*** EXTRACTED RECORDS ***

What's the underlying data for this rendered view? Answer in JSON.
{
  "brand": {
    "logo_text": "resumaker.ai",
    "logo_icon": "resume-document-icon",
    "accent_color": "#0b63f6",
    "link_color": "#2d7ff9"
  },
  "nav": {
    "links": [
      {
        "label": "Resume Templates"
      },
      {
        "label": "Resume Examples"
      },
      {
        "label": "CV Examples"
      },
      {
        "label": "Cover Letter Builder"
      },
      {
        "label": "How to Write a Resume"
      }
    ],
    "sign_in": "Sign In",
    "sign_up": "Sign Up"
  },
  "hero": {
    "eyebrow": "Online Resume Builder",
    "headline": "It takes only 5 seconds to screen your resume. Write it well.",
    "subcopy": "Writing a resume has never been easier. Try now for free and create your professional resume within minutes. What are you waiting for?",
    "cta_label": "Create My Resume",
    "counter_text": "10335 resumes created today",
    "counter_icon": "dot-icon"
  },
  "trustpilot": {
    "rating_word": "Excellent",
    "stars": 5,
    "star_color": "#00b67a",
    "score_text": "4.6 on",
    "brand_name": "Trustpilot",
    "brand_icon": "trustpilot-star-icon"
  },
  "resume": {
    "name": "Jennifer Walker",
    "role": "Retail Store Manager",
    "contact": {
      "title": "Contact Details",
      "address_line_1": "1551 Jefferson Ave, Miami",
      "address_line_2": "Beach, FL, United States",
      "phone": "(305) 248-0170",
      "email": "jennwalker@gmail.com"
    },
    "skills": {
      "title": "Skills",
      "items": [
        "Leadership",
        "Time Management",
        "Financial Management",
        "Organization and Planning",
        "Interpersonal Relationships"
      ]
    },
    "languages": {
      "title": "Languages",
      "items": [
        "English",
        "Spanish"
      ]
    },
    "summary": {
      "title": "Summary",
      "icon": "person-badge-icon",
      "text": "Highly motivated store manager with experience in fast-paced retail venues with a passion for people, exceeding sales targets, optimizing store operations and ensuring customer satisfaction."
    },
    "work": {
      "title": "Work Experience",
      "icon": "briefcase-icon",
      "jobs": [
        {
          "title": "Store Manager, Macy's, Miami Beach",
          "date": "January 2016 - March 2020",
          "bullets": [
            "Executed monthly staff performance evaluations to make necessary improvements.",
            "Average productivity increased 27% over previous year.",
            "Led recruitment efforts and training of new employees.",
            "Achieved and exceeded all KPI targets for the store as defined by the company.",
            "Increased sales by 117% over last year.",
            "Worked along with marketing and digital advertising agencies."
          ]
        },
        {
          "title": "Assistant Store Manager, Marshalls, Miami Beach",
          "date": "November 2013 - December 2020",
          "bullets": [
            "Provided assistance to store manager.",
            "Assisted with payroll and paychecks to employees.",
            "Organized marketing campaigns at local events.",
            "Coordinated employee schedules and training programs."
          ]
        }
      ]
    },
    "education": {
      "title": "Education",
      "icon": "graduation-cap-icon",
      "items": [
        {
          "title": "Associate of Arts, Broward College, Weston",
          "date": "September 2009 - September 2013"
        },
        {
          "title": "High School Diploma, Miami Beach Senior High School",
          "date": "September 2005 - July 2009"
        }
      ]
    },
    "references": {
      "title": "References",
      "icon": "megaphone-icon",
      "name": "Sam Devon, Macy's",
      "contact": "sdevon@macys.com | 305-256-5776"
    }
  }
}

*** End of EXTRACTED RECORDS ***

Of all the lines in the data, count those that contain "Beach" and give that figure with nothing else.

4